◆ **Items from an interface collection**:
════════

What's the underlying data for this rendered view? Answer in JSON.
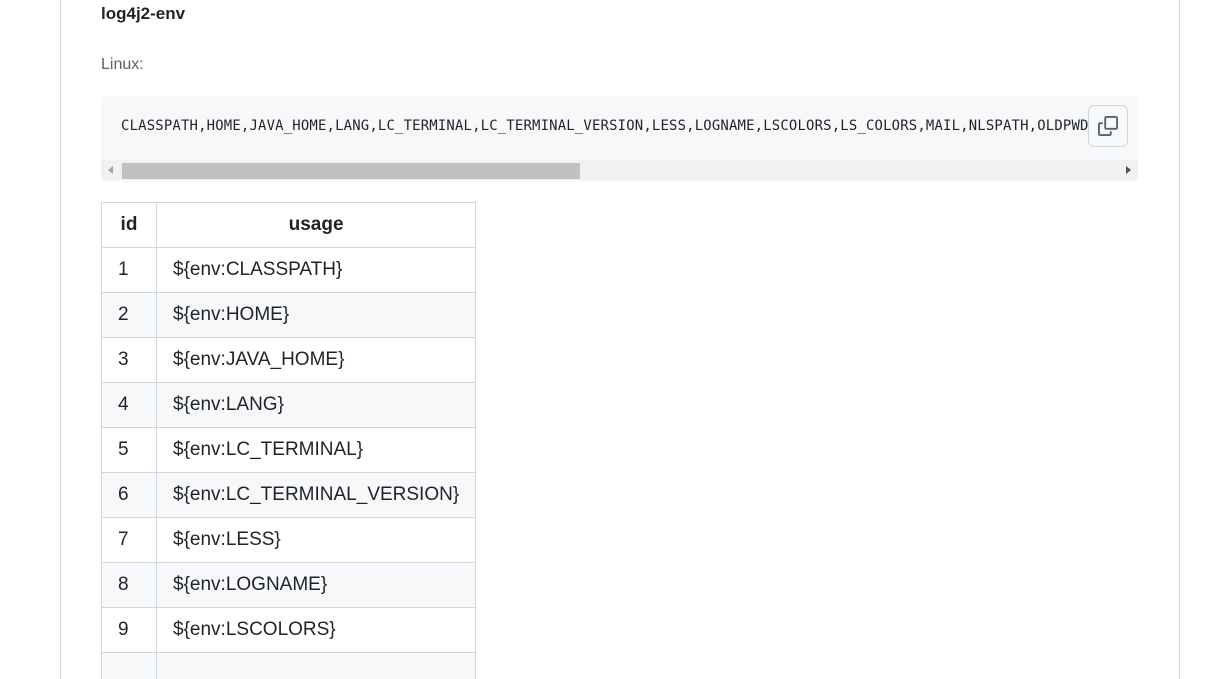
{
  "file": {
    "title": "log4j2-env"
  },
  "section": {
    "label": "Linux:"
  },
  "code": {
    "text": "CLASSPATH,HOME,JAVA_HOME,LANG,LC_TERMINAL,LC_TERMINAL_VERSION,LESS,LOGNAME,LSCOLORS,LS_COLORS,MAIL,NLSPATH,OLDPWD",
    "copy_icon": "copy-icon"
  },
  "table": {
    "headers": {
      "id": "id",
      "usage": "usage"
    },
    "rows": [
      {
        "id": "1",
        "usage": "${env:CLASSPATH}"
      },
      {
        "id": "2",
        "usage": "${env:HOME}"
      },
      {
        "id": "3",
        "usage": "${env:JAVA_HOME}"
      },
      {
        "id": "4",
        "usage": "${env:LANG}"
      },
      {
        "id": "5",
        "usage": "${env:LC_TERMINAL}"
      },
      {
        "id": "6",
        "usage": "${env:LC_TERMINAL_VERSION}"
      },
      {
        "id": "7",
        "usage": "${env:LESS}"
      },
      {
        "id": "8",
        "usage": "${env:LOGNAME}"
      },
      {
        "id": "9",
        "usage": "${env:LSCOLORS}"
      },
      {
        "id": "",
        "usage": ""
      }
    ]
  },
  "colors": {
    "text": "#1f2328",
    "muted": "#59636e",
    "border": "#d0d7de",
    "code_bg": "#f6f8fa"
  }
}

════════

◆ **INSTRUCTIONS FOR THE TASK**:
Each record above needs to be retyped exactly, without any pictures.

◆ **YOUR RESPONSE**:
What's the underlying data for this rendered view? Answer in JSON.
{
  "file": {
    "title": "log4j2-env"
  },
  "section": {
    "label": "Linux:"
  },
  "code": {
    "text": "CLASSPATH,HOME,JAVA_HOME,LANG,LC_TERMINAL,LC_TERMINAL_VERSION,LESS,LOGNAME,LSCOLORS,LS_COLORS,MAIL,NLSPATH,OLDPWD",
    "copy_icon": "copy-icon"
  },
  "table": {
    "headers": {
      "id": "id",
      "usage": "usage"
    },
    "rows": [
      {
        "id": "1",
        "usage": "${env:CLASSPATH}"
      },
      {
        "id": "2",
        "usage": "${env:HOME}"
      },
      {
        "id": "3",
        "usage": "${env:JAVA_HOME}"
      },
      {
        "id": "4",
        "usage": "${env:LANG}"
      },
      {
        "id": "5",
        "usage": "${env:LC_TERMINAL}"
      },
      {
        "id": "6",
        "usage": "${env:LC_TERMINAL_VERSION}"
      },
      {
        "id": "7",
        "usage": "${env:LESS}"
      },
      {
        "id": "8",
        "usage": "${env:LOGNAME}"
      },
      {
        "id": "9",
        "usage": "${env:LSCOLORS}"
      },
      {
        "id": "",
        "usage": ""
      }
    ]
  },
  "colors": {
    "text": "#1f2328",
    "muted": "#59636e",
    "border": "#d0d7de",
    "code_bg": "#f6f8fa"
  }
}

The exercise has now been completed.